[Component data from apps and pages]
....

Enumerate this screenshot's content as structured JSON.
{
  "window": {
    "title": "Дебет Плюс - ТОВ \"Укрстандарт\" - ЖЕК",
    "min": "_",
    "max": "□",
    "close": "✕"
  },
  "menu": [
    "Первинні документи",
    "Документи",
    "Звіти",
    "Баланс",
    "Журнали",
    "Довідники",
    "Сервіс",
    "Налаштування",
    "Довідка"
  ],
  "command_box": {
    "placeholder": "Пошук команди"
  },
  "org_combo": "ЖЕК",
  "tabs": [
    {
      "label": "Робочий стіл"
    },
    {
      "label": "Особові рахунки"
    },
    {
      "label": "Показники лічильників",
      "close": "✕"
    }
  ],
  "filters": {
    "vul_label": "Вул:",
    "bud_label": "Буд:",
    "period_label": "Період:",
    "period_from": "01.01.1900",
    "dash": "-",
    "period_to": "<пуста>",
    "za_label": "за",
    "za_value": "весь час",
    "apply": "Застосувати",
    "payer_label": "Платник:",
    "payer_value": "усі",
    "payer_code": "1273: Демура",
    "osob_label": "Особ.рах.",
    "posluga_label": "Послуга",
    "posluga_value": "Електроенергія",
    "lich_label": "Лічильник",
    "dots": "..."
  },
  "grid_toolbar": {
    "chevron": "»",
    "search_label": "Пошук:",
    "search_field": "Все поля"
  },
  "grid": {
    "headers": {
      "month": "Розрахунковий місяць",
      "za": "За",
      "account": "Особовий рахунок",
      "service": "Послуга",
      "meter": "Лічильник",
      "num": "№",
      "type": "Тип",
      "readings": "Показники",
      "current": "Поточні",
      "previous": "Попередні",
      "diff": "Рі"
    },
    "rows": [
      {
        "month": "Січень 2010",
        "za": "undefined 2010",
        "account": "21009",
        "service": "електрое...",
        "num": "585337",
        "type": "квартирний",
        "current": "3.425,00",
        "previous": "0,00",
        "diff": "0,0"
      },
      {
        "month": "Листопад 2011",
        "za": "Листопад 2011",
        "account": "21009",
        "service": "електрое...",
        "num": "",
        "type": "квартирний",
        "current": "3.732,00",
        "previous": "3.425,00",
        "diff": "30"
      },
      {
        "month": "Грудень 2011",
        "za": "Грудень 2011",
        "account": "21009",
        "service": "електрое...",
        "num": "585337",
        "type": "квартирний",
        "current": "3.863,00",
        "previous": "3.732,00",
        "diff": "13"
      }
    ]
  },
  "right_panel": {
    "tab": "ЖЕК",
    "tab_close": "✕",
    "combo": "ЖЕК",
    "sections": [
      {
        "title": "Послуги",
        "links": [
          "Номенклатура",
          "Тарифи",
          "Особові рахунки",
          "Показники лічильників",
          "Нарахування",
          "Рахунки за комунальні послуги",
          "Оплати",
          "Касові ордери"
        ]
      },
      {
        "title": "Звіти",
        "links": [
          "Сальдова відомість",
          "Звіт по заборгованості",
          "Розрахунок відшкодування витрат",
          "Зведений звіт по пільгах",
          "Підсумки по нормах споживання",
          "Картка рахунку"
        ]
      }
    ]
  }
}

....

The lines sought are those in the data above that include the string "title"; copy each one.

Response for this exercise
    "title": "Дебет Плюс - ТОВ \"Укрстандарт\" - ЖЕК",
        "title": "Послуги",
        "title": "Звіти",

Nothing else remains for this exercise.